**MATERIAL PROVIDED:**
§

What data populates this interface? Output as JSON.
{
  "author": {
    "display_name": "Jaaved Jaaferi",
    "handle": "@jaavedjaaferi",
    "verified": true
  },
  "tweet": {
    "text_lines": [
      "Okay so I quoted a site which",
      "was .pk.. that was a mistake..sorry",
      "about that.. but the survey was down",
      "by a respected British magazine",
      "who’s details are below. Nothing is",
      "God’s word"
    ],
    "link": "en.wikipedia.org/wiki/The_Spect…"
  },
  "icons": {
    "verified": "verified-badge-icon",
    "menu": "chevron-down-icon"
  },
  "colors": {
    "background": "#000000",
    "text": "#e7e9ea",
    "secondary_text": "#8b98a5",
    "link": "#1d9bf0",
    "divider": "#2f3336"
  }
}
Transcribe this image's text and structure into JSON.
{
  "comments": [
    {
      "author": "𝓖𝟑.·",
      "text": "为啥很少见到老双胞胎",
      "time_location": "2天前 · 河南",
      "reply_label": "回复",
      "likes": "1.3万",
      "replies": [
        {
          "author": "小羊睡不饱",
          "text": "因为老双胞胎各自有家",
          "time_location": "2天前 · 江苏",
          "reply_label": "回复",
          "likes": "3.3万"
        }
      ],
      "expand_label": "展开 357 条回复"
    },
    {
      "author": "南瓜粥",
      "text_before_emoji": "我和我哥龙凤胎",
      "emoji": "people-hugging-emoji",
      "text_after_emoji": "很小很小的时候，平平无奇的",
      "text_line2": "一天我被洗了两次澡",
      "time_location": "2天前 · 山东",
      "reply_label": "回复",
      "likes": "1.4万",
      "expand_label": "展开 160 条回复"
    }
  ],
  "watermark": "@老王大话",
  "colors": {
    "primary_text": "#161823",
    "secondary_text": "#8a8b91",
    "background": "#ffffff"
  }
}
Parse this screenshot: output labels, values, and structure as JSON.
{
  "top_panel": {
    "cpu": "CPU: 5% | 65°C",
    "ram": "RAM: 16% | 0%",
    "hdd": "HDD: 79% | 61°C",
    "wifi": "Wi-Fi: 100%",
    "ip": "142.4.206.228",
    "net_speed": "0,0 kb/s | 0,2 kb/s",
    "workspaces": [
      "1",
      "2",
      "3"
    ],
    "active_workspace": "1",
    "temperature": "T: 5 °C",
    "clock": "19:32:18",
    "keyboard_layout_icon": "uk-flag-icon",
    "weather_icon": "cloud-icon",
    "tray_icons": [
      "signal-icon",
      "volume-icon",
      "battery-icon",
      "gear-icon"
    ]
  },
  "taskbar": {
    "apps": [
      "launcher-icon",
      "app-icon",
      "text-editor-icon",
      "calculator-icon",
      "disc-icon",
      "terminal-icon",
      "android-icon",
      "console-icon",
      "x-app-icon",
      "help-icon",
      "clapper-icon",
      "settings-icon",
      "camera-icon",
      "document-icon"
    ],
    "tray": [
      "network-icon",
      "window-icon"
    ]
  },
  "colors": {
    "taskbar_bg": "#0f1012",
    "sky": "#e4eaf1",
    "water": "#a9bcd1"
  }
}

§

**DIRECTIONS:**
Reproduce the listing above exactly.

**TASK OUTPUT:**
What data populates this interface? Output as JSON.
{
  "author": {
    "display_name": "Jaaved Jaaferi",
    "handle": "@jaavedjaaferi",
    "verified": true
  },
  "tweet": {
    "text_lines": [
      "Okay so I quoted a site which",
      "was .pk.. that was a mistake..sorry",
      "about that.. but the survey was down",
      "by a respected British magazine",
      "who’s details are below. Nothing is",
      "God’s word"
    ],
    "link": "en.wikipedia.org/wiki/The_Spect…"
  },
  "icons": {
    "verified": "verified-badge-icon",
    "menu": "chevron-down-icon"
  },
  "colors": {
    "background": "#000000",
    "text": "#e7e9ea",
    "secondary_text": "#8b98a5",
    "link": "#1d9bf0",
    "divider": "#2f3336"
  }
}
Transcribe this image's text and structure into JSON.
{
  "comments": [
    {
      "author": "𝓖𝟑.·",
      "text": "为啥很少见到老双胞胎",
      "time_location": "2天前 · 河南",
      "reply_label": "回复",
      "likes": "1.3万",
      "replies": [
        {
          "author": "小羊睡不饱",
          "text": "因为老双胞胎各自有家",
          "time_location": "2天前 · 江苏",
          "reply_label": "回复",
          "likes": "3.3万"
        }
      ],
      "expand_label": "展开 357 条回复"
    },
    {
      "author": "南瓜粥",
      "text_before_emoji": "我和我哥龙凤胎",
      "emoji": "people-hugging-emoji",
      "text_after_emoji": "很小很小的时候，平平无奇的",
      "text_line2": "一天我被洗了两次澡",
      "time_location": "2天前 · 山东",
      "reply_label": "回复",
      "likes": "1.4万",
      "expand_label": "展开 160 条回复"
    }
  ],
  "watermark": "@老王大话",
  "colors": {
    "primary_text": "#161823",
    "secondary_text": "#8a8b91",
    "background": "#ffffff"
  }
}
Parse this screenshot: output labels, values, and structure as JSON.
{
  "top_panel": {
    "cpu": "CPU: 5% | 65°C",
    "ram": "RAM: 16% | 0%",
    "hdd": "HDD: 79% | 61°C",
    "wifi": "Wi-Fi: 100%",
    "ip": "142.4.206.228",
    "net_speed": "0,0 kb/s | 0,2 kb/s",
    "workspaces": [
      "1",
      "2",
      "3"
    ],
    "active_workspace": "1",
    "temperature": "T: 5 °C",
    "clock": "19:32:18",
    "keyboard_layout_icon": "uk-flag-icon",
    "weather_icon": "cloud-icon",
    "tray_icons": [
      "signal-icon",
      "volume-icon",
      "battery-icon",
      "gear-icon"
    ]
  },
  "taskbar": {
    "apps": [
      "launcher-icon",
      "app-icon",
      "text-editor-icon",
      "calculator-icon",
      "disc-icon",
      "terminal-icon",
      "android-icon",
      "console-icon",
      "x-app-icon",
      "help-icon",
      "clapper-icon",
      "settings-icon",
      "camera-icon",
      "document-icon"
    ],
    "tray": [
      "network-icon",
      "window-icon"
    ]
  },
  "colors": {
    "taskbar_bg": "#0f1012",
    "sky": "#e4eaf1",
    "water": "#a9bcd1"
  }
}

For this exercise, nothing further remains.